DATA TO USE
-- Opening Marker --

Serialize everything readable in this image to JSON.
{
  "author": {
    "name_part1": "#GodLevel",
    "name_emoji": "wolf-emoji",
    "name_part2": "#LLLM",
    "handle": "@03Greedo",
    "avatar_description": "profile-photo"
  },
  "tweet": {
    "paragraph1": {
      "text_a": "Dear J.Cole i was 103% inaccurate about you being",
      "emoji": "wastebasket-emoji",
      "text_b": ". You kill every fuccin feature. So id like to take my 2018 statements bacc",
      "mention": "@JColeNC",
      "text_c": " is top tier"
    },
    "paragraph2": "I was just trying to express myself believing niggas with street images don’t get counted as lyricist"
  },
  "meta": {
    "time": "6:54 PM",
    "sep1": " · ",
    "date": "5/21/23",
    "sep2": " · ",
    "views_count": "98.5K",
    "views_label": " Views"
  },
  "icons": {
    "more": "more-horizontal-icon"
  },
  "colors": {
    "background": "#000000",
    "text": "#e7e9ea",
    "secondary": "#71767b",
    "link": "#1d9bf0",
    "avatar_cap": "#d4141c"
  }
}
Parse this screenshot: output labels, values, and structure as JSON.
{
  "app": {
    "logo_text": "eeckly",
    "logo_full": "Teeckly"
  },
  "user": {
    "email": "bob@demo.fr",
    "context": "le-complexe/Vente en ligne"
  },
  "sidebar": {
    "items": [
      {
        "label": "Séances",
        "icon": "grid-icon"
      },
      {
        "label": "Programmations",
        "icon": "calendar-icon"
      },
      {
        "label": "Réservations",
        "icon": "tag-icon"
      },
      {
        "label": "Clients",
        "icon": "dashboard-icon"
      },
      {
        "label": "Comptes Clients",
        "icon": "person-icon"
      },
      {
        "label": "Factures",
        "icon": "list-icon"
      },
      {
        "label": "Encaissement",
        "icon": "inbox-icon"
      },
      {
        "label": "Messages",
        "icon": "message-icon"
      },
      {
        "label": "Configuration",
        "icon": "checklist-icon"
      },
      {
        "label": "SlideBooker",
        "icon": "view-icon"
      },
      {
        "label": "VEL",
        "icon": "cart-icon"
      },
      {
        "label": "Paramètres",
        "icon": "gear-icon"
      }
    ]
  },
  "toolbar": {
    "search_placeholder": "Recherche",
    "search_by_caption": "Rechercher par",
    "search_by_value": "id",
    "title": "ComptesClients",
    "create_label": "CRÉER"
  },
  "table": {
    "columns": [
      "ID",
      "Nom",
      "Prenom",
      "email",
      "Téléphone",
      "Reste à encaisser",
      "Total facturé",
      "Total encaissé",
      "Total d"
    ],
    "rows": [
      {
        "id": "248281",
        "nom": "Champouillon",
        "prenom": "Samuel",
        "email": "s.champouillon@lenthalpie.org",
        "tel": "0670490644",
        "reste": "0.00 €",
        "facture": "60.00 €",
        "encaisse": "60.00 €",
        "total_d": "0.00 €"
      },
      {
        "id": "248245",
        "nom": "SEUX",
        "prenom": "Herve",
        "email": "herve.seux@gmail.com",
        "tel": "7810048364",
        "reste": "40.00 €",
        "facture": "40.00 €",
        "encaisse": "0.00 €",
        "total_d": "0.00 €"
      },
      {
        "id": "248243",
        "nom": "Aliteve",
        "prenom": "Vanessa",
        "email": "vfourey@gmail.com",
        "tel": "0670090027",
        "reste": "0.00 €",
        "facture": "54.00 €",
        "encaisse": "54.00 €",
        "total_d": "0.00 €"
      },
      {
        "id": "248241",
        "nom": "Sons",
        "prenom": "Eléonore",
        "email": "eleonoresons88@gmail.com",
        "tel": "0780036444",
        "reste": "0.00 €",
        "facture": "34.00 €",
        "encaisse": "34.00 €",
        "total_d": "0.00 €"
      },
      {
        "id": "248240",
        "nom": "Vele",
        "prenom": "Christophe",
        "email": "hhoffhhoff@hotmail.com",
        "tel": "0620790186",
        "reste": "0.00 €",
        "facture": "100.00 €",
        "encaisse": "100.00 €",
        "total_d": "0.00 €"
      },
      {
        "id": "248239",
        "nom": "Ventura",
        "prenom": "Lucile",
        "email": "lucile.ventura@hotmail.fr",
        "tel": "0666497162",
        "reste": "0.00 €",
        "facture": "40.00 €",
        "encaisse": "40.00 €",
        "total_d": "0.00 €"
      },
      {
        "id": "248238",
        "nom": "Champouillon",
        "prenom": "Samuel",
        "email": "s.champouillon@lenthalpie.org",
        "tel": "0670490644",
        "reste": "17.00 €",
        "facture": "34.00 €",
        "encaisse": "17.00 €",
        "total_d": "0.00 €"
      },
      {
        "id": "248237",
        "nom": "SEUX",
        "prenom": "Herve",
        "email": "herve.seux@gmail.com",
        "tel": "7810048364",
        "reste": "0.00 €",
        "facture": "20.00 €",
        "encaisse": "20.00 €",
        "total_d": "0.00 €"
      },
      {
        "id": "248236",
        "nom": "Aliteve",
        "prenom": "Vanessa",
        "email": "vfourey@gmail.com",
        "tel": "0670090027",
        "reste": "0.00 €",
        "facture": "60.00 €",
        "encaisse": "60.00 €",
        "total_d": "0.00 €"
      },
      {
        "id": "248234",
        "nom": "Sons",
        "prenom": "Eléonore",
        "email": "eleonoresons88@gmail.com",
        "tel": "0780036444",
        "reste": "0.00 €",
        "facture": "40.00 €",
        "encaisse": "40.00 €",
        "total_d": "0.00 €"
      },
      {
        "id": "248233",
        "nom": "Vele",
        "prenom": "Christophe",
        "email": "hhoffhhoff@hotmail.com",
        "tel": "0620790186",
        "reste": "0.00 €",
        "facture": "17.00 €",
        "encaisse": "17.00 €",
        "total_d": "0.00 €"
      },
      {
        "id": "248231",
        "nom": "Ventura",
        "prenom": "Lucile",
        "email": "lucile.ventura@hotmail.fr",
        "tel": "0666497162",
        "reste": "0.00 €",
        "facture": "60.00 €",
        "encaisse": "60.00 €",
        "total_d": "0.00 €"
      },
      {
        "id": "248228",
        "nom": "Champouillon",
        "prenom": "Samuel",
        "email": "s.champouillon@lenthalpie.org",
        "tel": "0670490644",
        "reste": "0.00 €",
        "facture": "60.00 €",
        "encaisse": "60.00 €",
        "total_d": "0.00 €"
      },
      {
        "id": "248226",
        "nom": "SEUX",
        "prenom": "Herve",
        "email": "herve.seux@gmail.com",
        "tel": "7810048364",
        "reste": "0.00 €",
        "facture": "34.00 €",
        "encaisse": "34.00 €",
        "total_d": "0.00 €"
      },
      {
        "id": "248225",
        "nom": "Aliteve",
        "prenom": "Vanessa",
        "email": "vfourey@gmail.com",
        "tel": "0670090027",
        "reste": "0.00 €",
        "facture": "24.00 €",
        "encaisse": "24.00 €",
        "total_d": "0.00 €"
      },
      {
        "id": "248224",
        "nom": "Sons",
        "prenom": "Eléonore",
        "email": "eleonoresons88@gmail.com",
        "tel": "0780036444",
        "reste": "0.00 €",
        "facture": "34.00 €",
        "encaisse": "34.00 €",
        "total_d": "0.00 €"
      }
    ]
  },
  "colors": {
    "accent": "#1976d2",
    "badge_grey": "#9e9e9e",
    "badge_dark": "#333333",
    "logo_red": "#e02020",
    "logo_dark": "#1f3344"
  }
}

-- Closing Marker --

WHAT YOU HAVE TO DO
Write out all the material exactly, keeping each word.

ANSWER
Serialize everything readable in this image to JSON.
{
  "author": {
    "name_part1": "#GodLevel",
    "name_emoji": "wolf-emoji",
    "name_part2": "#LLLM",
    "handle": "@03Greedo",
    "avatar_description": "profile-photo"
  },
  "tweet": {
    "paragraph1": {
      "text_a": "Dear J.Cole i was 103% inaccurate about you being",
      "emoji": "wastebasket-emoji",
      "text_b": ". You kill every fuccin feature. So id like to take my 2018 statements bacc",
      "mention": "@JColeNC",
      "text_c": " is top tier"
    },
    "paragraph2": "I was just trying to express myself believing niggas with street images don’t get counted as lyricist"
  },
  "meta": {
    "time": "6:54 PM",
    "sep1": " · ",
    "date": "5/21/23",
    "sep2": " · ",
    "views_count": "98.5K",
    "views_label": " Views"
  },
  "icons": {
    "more": "more-horizontal-icon"
  },
  "colors": {
    "background": "#000000",
    "text": "#e7e9ea",
    "secondary": "#71767b",
    "link": "#1d9bf0",
    "avatar_cap": "#d4141c"
  }
}
Parse this screenshot: output labels, values, and structure as JSON.
{
  "app": {
    "logo_text": "eeckly",
    "logo_full": "Teeckly"
  },
  "user": {
    "email": "bob@demo.fr",
    "context": "le-complexe/Vente en ligne"
  },
  "sidebar": {
    "items": [
      {
        "label": "Séances",
        "icon": "grid-icon"
      },
      {
        "label": "Programmations",
        "icon": "calendar-icon"
      },
      {
        "label": "Réservations",
        "icon": "tag-icon"
      },
      {
        "label": "Clients",
        "icon": "dashboard-icon"
      },
      {
        "label": "Comptes Clients",
        "icon": "person-icon"
      },
      {
        "label": "Factures",
        "icon": "list-icon"
      },
      {
        "label": "Encaissement",
        "icon": "inbox-icon"
      },
      {
        "label": "Messages",
        "icon": "message-icon"
      },
      {
        "label": "Configuration",
        "icon": "checklist-icon"
      },
      {
        "label": "SlideBooker",
        "icon": "view-icon"
      },
      {
        "label": "VEL",
        "icon": "cart-icon"
      },
      {
        "label": "Paramètres",
        "icon": "gear-icon"
      }
    ]
  },
  "toolbar": {
    "search_placeholder": "Recherche",
    "search_by_caption": "Rechercher par",
    "search_by_value": "id",
    "title": "ComptesClients",
    "create_label": "CRÉER"
  },
  "table": {
    "columns": [
      "ID",
      "Nom",
      "Prenom",
      "email",
      "Téléphone",
      "Reste à encaisser",
      "Total facturé",
      "Total encaissé",
      "Total d"
    ],
    "rows": [
      {
        "id": "248281",
        "nom": "Champouillon",
        "prenom": "Samuel",
        "email": "s.champouillon@lenthalpie.org",
        "tel": "0670490644",
        "reste": "0.00 €",
        "facture": "60.00 €",
        "encaisse": "60.00 €",
        "total_d": "0.00 €"
      },
      {
        "id": "248245",
        "nom": "SEUX",
        "prenom": "Herve",
        "email": "herve.seux@gmail.com",
        "tel": "7810048364",
        "reste": "40.00 €",
        "facture": "40.00 €",
        "encaisse": "0.00 €",
        "total_d": "0.00 €"
      },
      {
        "id": "248243",
        "nom": "Aliteve",
        "prenom": "Vanessa",
        "email": "vfourey@gmail.com",
        "tel": "0670090027",
        "reste": "0.00 €",
        "facture": "54.00 €",
        "encaisse": "54.00 €",
        "total_d": "0.00 €"
      },
      {
        "id": "248241",
        "nom": "Sons",
        "prenom": "Eléonore",
        "email": "eleonoresons88@gmail.com",
        "tel": "0780036444",
        "reste": "0.00 €",
        "facture": "34.00 €",
        "encaisse": "34.00 €",
        "total_d": "0.00 €"
      },
      {
        "id": "248240",
        "nom": "Vele",
        "prenom": "Christophe",
        "email": "hhoffhhoff@hotmail.com",
        "tel": "0620790186",
        "reste": "0.00 €",
        "facture": "100.00 €",
        "encaisse": "100.00 €",
        "total_d": "0.00 €"
      },
      {
        "id": "248239",
        "nom": "Ventura",
        "prenom": "Lucile",
        "email": "lucile.ventura@hotmail.fr",
        "tel": "0666497162",
        "reste": "0.00 €",
        "facture": "40.00 €",
        "encaisse": "40.00 €",
        "total_d": "0.00 €"
      },
      {
        "id": "248238",
        "nom": "Champouillon",
        "prenom": "Samuel",
        "email": "s.champouillon@lenthalpie.org",
        "tel": "0670490644",
        "reste": "17.00 €",
        "facture": "34.00 €",
        "encaisse": "17.00 €",
        "total_d": "0.00 €"
      },
      {
        "id": "248237",
        "nom": "SEUX",
        "prenom": "Herve",
        "email": "herve.seux@gmail.com",
        "tel": "7810048364",
        "reste": "0.00 €",
        "facture": "20.00 €",
        "encaisse": "20.00 €",
        "total_d": "0.00 €"
      },
      {
        "id": "248236",
        "nom": "Aliteve",
        "prenom": "Vanessa",
        "email": "vfourey@gmail.com",
        "tel": "0670090027",
        "reste": "0.00 €",
        "facture": "60.00 €",
        "encaisse": "60.00 €",
        "total_d": "0.00 €"
      },
      {
        "id": "248234",
        "nom": "Sons",
        "prenom": "Eléonore",
        "email": "eleonoresons88@gmail.com",
        "tel": "0780036444",
        "reste": "0.00 €",
        "facture": "40.00 €",
        "encaisse": "40.00 €",
        "total_d": "0.00 €"
      },
      {
        "id": "248233",
        "nom": "Vele",
        "prenom": "Christophe",
        "email": "hhoffhhoff@hotmail.com",
        "tel": "0620790186",
        "reste": "0.00 €",
        "facture": "17.00 €",
        "encaisse": "17.00 €",
        "total_d": "0.00 €"
      },
      {
        "id": "248231",
        "nom": "Ventura",
        "prenom": "Lucile",
        "email": "lucile.ventura@hotmail.fr",
        "tel": "0666497162",
        "reste": "0.00 €",
        "facture": "60.00 €",
        "encaisse": "60.00 €",
        "total_d": "0.00 €"
      },
      {
        "id": "248228",
        "nom": "Champouillon",
        "prenom": "Samuel",
        "email": "s.champouillon@lenthalpie.org",
        "tel": "0670490644",
        "reste": "0.00 €",
        "facture": "60.00 €",
        "encaisse": "60.00 €",
        "total_d": "0.00 €"
      },
      {
        "id": "248226",
        "nom": "SEUX",
        "prenom": "Herve",
        "email": "herve.seux@gmail.com",
        "tel": "7810048364",
        "reste": "0.00 €",
        "facture": "34.00 €",
        "encaisse": "34.00 €",
        "total_d": "0.00 €"
      },
      {
        "id": "248225",
        "nom": "Aliteve",
        "prenom": "Vanessa",
        "email": "vfourey@gmail.com",
        "tel": "0670090027",
        "reste": "0.00 €",
        "facture": "24.00 €",
        "encaisse": "24.00 €",
        "total_d": "0.00 €"
      },
      {
        "id": "248224",
        "nom": "Sons",
        "prenom": "Eléonore",
        "email": "eleonoresons88@gmail.com",
        "tel": "0780036444",
        "reste": "0.00 €",
        "facture": "34.00 €",
        "encaisse": "34.00 €",
        "total_d": "0.00 €"
      }
    ]
  },
  "colors": {
    "accent": "#1976d2",
    "badge_grey": "#9e9e9e",
    "badge_dark": "#333333",
    "logo_red": "#e02020",
    "logo_dark": "#1f3344"
  }
}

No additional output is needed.